If wartime culture implied that men in uniform epitomized masculinity and deserved sexual rewards for this, the exchange of sex for food or of sex across enemy lines, as in Remarque’s scenario, remains open to a range of interpretations. Military men themselves received mixed messages about sex. On the one hand, popular culture in places such as France was filled with imagery suggesting that heterosexual sex, particularly of the procreative variety, was precisely what soldiers should be doing when not actively fighting. In some of the most disturbing of such images, a bayonet and a penis become equated with one another, as an image shows three children hanging off a blade with the words “a good thrust” written above, suggesting that a true man knew how to wield each one for the national good.41 On the other hand, even in France, soldiers were warned of the “dangers in a kiss” and told to beware of women as carriers of

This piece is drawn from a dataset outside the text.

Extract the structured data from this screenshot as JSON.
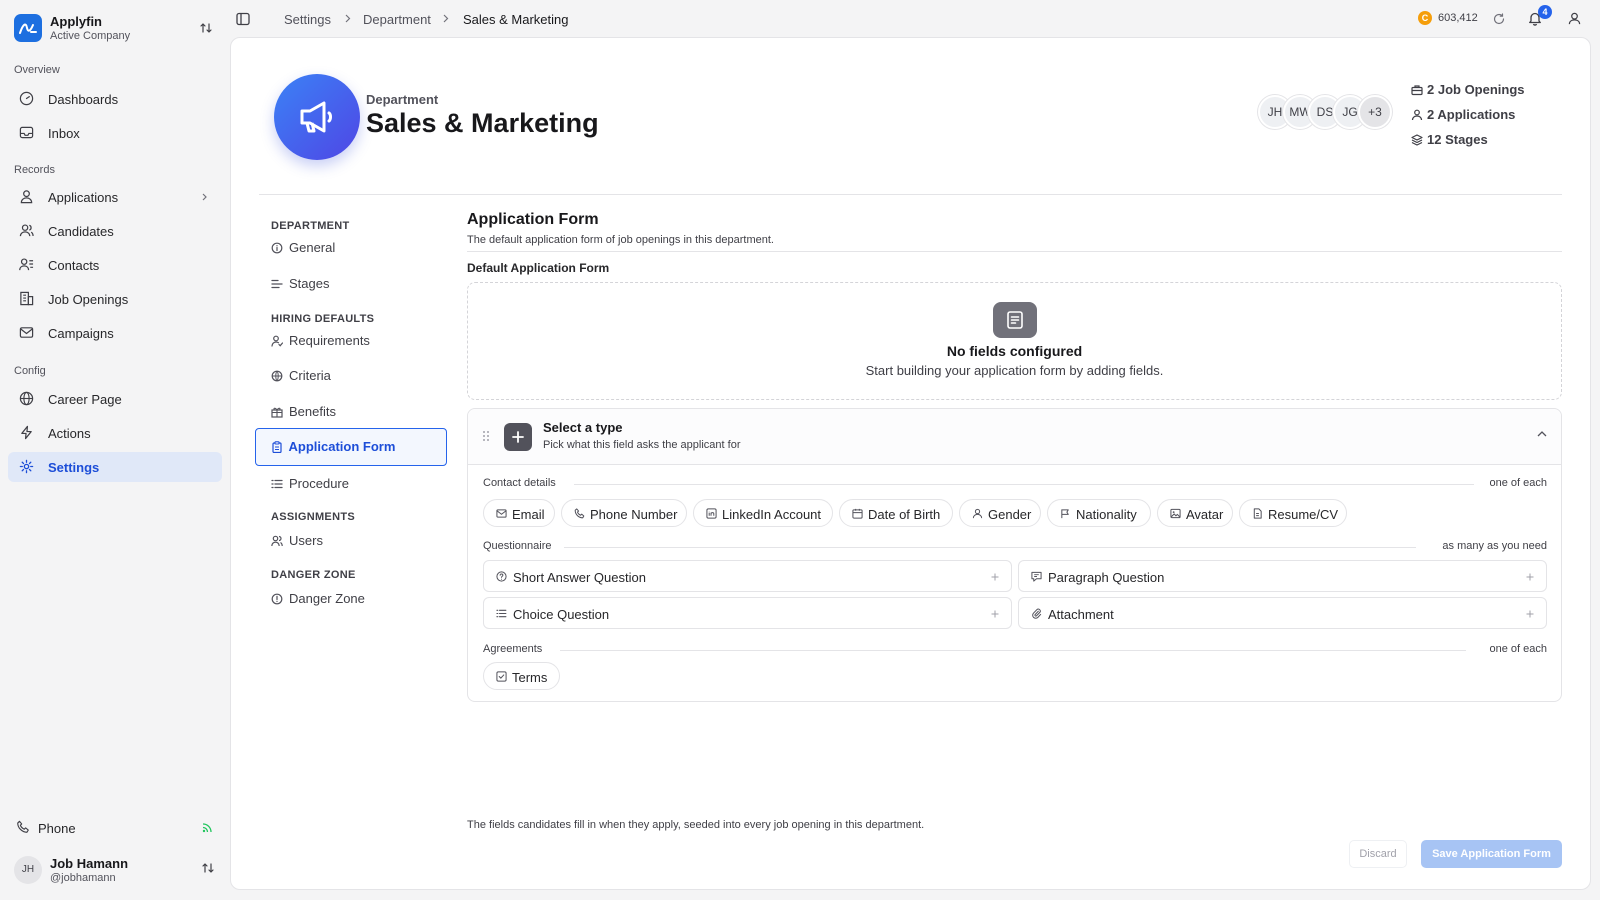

disease and immorality. The love of comrades for one another could also express itself sexually as well as emotionally, against prevailing military and civilian expectations. Despite levels of venereal disease that did affect the fitness of the military, what overwhelmed contemporaries was the scale of death, wounding, and permanent disability that soldiers faced in battle. From 1915, the brutally injured male body had become an icon of the war. Subjected to the more widespread use of new weapons such as chemicalgas shells and machine guns, soldier-authors depicted gruesome and senseless deaths and the agony of those suffering terrible wounds. A newly recognized ailment had also cropped up: shell shock. Some interpretations of shell shock – the exhibition of symptoms associated prior to the war with “hysteria” – have insisted that the ailment itself had everything to do with gender, that “shell shock was the body language of masculine complaint.”42 Not only was masculinity associated with stoicism and lack of visible signs of fear but the immobility of men in the trenches of the western front surely further eroded their sense of manliness. Such readings fit in with arguments that World War I induced a so-called crisis of masculinity.43 However, this does little to help us understand shell shock in troops that did not experience entrenchment and belies the evidence that even those at “home,” including women, could suffer war-induced psychological ailments.44 New interpretations of the phenomenon emphasize that shell shock was first and foremost seen as an illness, not a sign of masculine failure, and that theories and treatments as well as individual disabilities varied widely.45 In 1916 the United Kingdom introduced conscription, with the exception of Ireland, and with it arose the possibility for an alternative and complex masculine role: that of the “conscientious objector,” whose status would be determined by a local tribunal. Those who objected to war on religious or moral grounds could serve as ambulance drivers or in other support roles. However, a minority of conscientious objectors refused to do anything that could be construed as supporting the war and went to prison. Here, they engaged in hunger strikes and tried to raise awareness of their ill treatment (becoming another kind of body in pain) to a largely unsympathetic public. Some feminists opposed to war, such as Catherine Marshall, saw themselves as having an especial responsibility to such men, since their gender alone